Syria: Drought - Information Bulletin n° 1

Situation Report
Originally published
View original


GLIDE DR-2008-000174-SYR

This bulletin is being issued for information only, and reflects the current situation and details available at this time. The Syrian Arab Red Crescent (Syrian Arab RC), with the support of the International Federation, will assess the situation and may request funding from the International Federation's Disaster Relief Emergency Fund (DREF).

A recent assessment carried out indicates that around 1,3 million people are affected from the drought in Syria; specifically in Al Hassakeh, Raqqa, Hama and Deir ez-Zor. Crops have been damaged, forcing the affected population to migrate to big cities.

Population movement, livelihoods, risk reduction and humanitarian relief are the main areas of focus for the Syrian Arab RC. Special attention will be given by the National Society to food and non-food items (NFIs) ditribution, risk reduction, climate change adaptation, water and sanitation and registration of the internally displaced persons (IDPs).

The Situation

The situation Syria is facing for the last three years with regards to drought is seriously deteriorating. According to a recent assessment carried out by a joint United Nations mission in the eastern parts of the country and its findings presented on 13 July 2009, currently around 1,3 million people are affected from this disaster.

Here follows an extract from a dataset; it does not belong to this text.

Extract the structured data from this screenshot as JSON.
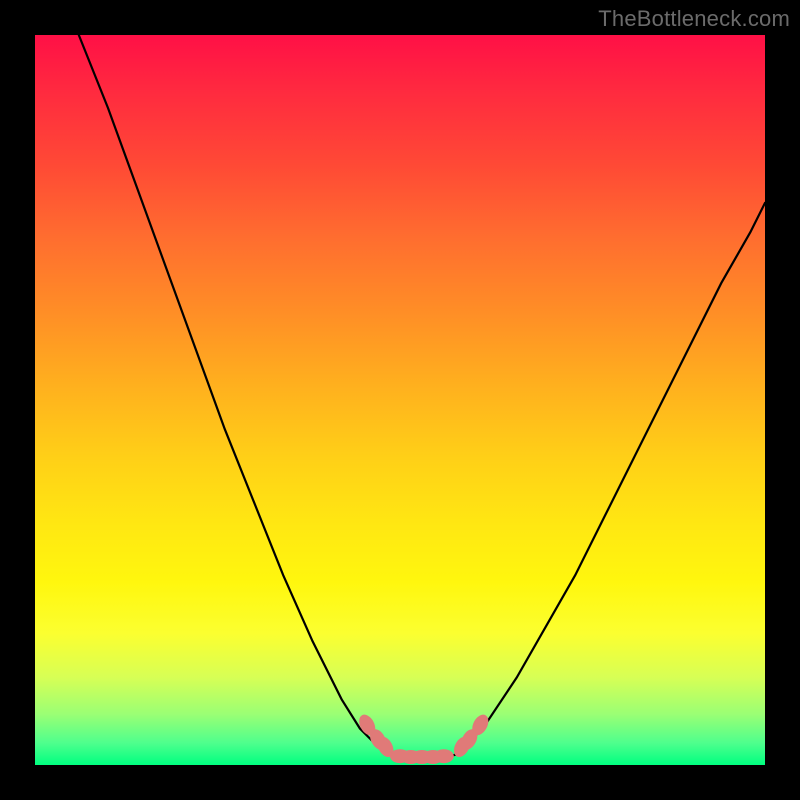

The worst hit area in the Syrian Arab Republic is Al Hassakeh, with more than 500,000 people directly being affected. Other governorates of concern are Raqqa (more than 100,000 people), Hama (around 80,000 people) and Deir ez-Zor (around 50,000 people). Small scale farmers and rural households have lost their crops and 80 per cent of their animal stock with no alternative income sources. Food supplies, clean water, health support and maintaining livelihoods are the urgent needs. In addition, those who have been migrating and their host families may require humanitarian support. According to UN sources, around 35,000 people have already left for the cities. The area affected by the drought normally provides the country with 70 per cent of its wheat and other important crops.